The Fresh Loaf

News & Information for Amateur Bakers and Artisan Bread Enthusiasts

Fruit Flies on the Rise-dough?

1doughgirl's picture

Fruit Flies on the Rise-dough?

Fruit flies hover around and even dare to land on my rising dough and my cooling bread. Yelling at them and threatening them with my rolling pin has not scared them away. Is there some sort of netting that would keep them off or other solution?

jcking's picture

Or airline tickets.


MangoChutney's picture

I keep my rising dough covered.  I cover the container with a disposable plastic hair shield, such as is used while coloring hair.  So far I have been re-using them, but they only cost about a dime each if they get damaged.  I usually don't worry about cooling bread, since the crust is still intact.  Lately I have gotten ants in my breadbox, and that bothers me.  I don't like to think the crumb of my loaf has become an ant farm.  I may have to locate a circa 1980s paper bag in my utility room closet, and put my loaf into that.

Edit: I wrapped my loaf in a cotton kitchen cloth - one of those big ones that I use to strain cheese curds from whey.  I think that will stop the ants while not trapping moisture.

PaddyL's picture

I put about an inch of vinegar, preferably apple cider, into a jar, pull a piece of plastic wrap tightly over it and poke a couple of holes in it; the flies get in and can't get out.  The other day, I stupidly left a piece of cut tomato on the counter and it was being devoured by fruit flies, so I stuffed the whole thing into a jar, caught all the flies that way, and threw the whole thing out, jar and all.  I had a beautiful starter completely lost to fruit flies last year, so I've learned to cover my rising dough tightly with plastic wrap to keep the wretches at bay.

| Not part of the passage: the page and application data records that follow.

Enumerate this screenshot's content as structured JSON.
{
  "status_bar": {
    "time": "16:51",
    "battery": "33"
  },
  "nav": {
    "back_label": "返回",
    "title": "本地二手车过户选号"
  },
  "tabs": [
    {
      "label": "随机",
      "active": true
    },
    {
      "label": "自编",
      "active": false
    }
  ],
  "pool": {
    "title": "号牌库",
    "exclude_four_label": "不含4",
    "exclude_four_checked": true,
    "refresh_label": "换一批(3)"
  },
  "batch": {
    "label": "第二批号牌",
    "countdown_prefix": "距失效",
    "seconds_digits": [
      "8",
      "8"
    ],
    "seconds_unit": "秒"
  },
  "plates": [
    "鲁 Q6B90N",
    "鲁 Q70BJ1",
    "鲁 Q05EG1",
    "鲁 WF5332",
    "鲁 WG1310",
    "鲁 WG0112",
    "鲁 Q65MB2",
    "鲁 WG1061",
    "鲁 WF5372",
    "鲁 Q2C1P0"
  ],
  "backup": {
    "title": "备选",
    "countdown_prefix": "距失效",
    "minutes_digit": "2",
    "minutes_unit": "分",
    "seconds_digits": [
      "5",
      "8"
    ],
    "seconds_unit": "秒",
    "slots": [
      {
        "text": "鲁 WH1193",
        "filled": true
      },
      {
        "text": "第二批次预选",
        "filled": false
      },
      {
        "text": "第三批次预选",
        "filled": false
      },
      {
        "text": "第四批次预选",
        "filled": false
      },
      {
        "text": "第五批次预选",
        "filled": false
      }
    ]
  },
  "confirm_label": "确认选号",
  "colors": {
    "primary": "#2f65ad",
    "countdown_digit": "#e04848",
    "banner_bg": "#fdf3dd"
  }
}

clazar123's picture

Fruit flies are very short lived and if you have a lot of them, they are probably living and multiplying somewhere. I usually check my onion basket and potatoes first. Then any fruit,of course. If you can refrigerate the fruit, do so and they will go away quickly once they die off.

When I had a bad infestation,once, I kept vacuuming them up but did use some starter as an attractant.They were on the counter and the cabinets above and all around the food source by the hundreds. I also discovered they LOVE pickles or sauerkraut fermenting. I think they come home from the grocery store on the fruit and veggies and hatch at home.

MangoChutney's picture

To protect starters and other cultures, I use a cotton handkerchief held over the mouth of the jar with a rubber-band.

diverpro94's picture

I have a problem with that, too. I have a 2500 sq. ft. garden and I have a lot of produce that sits on my counter. When one tomato goes soft, a WHOLE swarm of fruit flies attack my kitchen.


Normally, I put foil or plastic wrap over my bowl that my bread is rising in and I stick it into the oven. When I proof my bread, I normally cover my loaves with a slightly damp paper towel (if the dough is low hydration) and cover the whole thing with plastic wrap. Then, I cover my loaves with a tea cloth. I have a slight problem with the edges of my dough sticking to the paper towel, but it isn't that bad and it saves me the effort of having to scare away the flies.

Mini Oven's picture
Mini Oven

The good old fashioned sticky fly tapes.  Come rolled up inside a paper tube with a thumb tack stuck into the end.  Warm with the hands first to loosen the goo.  Hang it where it won't get caught in hair or thrown in the wind.  Believe me, no fun when that happens!  I never could get the tacks to work and hang them on sticks or hooks in the ceiling.  

I've been fighting potato beetles lately.  Using a small jar and knocking them into it.  They are after my eggplants and chewing on my sunflowers and ground cherries.  I have one haphazard potato plant that seems to attract most of them (looks pretty torn up) and when I see them munching, they're doomed!  First place I look.  I just leave the jar sitting nearby with a little soapy water inside ready for action!